>>>

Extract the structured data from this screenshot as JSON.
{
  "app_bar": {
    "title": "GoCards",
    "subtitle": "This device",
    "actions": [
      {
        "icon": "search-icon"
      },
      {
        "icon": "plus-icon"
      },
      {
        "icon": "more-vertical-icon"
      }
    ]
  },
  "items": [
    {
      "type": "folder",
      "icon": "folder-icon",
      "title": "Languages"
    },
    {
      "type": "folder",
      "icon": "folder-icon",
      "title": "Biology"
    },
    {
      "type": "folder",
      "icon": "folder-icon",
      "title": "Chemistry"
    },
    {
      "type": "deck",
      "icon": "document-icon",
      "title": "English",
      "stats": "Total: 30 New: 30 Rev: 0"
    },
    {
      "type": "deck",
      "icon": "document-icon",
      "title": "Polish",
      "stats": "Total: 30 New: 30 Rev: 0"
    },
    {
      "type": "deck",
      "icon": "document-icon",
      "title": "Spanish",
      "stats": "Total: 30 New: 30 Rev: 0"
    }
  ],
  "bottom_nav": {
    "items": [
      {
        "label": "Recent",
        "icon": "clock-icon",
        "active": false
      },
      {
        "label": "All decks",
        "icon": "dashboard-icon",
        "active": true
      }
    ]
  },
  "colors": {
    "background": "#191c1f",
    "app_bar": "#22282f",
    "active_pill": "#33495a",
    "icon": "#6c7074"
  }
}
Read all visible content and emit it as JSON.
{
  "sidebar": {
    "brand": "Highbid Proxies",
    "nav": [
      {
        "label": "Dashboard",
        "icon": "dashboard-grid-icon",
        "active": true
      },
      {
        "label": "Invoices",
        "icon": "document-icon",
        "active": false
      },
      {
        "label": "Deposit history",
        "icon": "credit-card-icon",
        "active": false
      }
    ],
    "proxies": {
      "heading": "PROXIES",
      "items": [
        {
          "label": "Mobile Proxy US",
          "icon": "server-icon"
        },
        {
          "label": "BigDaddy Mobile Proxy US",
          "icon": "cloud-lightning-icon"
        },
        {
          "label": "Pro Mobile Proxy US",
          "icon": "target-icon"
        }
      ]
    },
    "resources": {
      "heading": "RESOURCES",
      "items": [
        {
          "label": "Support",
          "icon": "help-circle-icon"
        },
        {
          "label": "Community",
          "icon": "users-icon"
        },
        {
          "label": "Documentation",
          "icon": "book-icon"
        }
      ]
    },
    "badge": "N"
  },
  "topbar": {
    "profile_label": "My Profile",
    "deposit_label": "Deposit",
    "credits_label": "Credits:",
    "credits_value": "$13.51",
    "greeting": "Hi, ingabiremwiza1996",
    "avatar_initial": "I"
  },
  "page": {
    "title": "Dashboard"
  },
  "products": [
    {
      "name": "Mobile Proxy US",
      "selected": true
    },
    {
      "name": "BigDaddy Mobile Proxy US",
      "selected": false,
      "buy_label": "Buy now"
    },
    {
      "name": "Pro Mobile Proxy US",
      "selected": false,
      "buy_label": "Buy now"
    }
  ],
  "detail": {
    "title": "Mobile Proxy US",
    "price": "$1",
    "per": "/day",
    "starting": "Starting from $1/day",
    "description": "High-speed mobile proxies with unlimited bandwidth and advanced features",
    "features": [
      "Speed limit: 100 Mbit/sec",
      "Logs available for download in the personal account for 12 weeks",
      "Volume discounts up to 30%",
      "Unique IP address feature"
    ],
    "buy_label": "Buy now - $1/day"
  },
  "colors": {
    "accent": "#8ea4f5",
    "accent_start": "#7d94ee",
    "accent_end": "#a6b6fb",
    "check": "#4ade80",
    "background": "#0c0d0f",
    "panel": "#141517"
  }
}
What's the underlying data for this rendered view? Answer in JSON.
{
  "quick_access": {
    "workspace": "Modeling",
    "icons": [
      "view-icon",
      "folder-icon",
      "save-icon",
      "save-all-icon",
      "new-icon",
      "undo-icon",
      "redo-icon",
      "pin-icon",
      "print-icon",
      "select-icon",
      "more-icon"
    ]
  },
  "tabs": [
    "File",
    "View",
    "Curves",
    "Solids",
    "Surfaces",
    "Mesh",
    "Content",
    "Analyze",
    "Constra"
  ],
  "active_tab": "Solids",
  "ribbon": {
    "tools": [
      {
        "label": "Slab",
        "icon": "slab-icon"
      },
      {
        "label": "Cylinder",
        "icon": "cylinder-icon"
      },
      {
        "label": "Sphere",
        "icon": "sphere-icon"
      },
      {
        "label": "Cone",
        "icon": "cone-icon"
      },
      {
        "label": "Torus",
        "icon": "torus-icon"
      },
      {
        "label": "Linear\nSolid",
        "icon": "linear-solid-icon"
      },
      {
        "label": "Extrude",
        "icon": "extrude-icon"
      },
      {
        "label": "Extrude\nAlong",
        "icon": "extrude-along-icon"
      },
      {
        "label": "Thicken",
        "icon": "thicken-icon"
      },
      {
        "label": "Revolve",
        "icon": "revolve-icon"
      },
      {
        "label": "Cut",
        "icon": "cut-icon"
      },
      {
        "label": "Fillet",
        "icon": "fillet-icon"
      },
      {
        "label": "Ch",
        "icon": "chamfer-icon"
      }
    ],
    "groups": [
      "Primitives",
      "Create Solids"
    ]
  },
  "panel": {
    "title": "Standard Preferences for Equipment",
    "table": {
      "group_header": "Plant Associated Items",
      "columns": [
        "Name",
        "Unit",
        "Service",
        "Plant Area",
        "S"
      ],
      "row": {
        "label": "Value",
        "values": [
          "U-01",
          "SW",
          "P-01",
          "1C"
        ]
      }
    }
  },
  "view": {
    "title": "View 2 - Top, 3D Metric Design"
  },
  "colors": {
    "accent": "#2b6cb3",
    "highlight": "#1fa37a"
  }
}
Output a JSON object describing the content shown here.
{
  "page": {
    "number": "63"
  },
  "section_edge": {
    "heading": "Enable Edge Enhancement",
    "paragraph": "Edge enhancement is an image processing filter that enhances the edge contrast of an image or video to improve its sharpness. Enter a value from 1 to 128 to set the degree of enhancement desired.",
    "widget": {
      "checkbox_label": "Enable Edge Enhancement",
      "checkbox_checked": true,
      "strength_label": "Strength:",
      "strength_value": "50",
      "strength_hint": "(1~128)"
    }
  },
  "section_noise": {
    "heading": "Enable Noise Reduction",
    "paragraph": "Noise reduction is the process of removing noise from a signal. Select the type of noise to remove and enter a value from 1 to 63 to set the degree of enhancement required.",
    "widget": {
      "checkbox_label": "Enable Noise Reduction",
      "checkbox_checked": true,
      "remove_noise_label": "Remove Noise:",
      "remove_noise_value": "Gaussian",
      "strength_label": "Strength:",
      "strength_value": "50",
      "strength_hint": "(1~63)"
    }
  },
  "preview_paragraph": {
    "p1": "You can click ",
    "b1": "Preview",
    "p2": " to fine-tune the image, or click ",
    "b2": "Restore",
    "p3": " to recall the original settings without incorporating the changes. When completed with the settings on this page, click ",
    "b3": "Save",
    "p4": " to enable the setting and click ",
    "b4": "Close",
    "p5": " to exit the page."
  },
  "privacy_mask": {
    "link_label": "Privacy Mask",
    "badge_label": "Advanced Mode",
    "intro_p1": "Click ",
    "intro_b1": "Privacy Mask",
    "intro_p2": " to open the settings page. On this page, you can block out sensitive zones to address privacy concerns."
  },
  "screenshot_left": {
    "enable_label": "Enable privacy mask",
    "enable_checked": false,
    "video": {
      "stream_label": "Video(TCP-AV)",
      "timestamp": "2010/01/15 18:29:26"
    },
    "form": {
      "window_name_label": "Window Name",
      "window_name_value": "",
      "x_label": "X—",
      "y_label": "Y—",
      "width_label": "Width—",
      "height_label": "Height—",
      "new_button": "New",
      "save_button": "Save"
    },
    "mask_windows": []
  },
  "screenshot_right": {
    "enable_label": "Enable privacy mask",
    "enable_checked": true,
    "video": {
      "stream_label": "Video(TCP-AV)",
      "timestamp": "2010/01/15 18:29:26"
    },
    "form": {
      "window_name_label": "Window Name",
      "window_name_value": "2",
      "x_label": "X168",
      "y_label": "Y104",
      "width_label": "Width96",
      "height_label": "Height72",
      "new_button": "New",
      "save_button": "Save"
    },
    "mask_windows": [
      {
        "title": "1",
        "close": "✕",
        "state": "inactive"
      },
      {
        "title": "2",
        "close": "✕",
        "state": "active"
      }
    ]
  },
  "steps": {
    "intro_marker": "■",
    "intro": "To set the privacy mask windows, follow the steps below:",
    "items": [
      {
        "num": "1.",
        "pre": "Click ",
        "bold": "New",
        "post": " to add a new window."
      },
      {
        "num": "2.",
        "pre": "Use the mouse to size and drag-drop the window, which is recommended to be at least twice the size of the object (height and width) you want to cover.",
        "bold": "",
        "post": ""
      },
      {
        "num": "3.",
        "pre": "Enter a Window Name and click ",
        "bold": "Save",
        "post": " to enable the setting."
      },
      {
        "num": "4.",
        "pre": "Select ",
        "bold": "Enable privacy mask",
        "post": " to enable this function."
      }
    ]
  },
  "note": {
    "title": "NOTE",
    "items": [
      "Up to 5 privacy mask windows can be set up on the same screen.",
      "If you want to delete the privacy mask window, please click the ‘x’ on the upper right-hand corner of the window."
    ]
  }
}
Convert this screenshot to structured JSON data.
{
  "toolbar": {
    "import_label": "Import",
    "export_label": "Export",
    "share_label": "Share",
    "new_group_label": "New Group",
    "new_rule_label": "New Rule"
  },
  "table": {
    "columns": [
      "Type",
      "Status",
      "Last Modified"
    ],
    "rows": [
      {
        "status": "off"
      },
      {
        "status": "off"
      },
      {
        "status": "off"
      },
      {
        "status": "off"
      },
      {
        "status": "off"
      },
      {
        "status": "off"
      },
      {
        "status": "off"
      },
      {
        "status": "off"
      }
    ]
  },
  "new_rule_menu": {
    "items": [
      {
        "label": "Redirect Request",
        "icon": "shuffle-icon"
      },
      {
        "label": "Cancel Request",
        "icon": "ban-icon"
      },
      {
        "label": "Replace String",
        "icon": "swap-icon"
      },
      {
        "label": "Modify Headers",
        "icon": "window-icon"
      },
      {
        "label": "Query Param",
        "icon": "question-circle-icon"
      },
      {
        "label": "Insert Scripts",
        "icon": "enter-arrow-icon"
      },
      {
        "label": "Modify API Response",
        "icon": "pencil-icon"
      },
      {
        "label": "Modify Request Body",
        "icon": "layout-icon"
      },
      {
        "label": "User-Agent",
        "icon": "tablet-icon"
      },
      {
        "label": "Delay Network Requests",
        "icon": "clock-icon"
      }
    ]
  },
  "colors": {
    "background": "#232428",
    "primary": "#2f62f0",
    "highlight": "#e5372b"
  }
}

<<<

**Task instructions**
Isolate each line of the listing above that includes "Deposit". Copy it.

**Solution to this exercise**
        "label": "Deposit history",
    "deposit_label": "Deposit",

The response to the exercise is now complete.